Activity >> Go over the data and keep only the lines that include "JSON".
-- Extracted data follows --
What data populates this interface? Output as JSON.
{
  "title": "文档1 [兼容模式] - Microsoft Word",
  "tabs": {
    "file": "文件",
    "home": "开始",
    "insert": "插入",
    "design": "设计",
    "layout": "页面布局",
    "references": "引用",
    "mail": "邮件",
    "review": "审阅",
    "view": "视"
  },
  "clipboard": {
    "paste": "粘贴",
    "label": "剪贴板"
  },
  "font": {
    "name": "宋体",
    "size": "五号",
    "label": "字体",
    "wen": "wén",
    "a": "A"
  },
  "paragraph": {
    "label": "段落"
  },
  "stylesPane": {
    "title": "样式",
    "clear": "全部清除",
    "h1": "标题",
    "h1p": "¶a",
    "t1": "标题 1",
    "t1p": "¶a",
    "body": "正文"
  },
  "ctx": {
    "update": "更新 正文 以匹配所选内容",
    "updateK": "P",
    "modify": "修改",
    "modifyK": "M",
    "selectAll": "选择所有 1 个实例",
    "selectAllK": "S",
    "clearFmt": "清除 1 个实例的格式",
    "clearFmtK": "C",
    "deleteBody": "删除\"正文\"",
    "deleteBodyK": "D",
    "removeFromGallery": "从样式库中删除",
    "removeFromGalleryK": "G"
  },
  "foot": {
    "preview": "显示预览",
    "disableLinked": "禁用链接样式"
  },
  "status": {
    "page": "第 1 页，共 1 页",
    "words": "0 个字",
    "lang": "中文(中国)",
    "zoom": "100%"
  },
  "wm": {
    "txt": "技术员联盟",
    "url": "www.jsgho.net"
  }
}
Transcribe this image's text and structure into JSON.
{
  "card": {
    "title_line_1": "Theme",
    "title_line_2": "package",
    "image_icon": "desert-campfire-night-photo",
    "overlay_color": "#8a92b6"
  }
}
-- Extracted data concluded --
Expected output >>
What data populates this interface? Output as JSON.
Transcribe this image's text and structure into JSON.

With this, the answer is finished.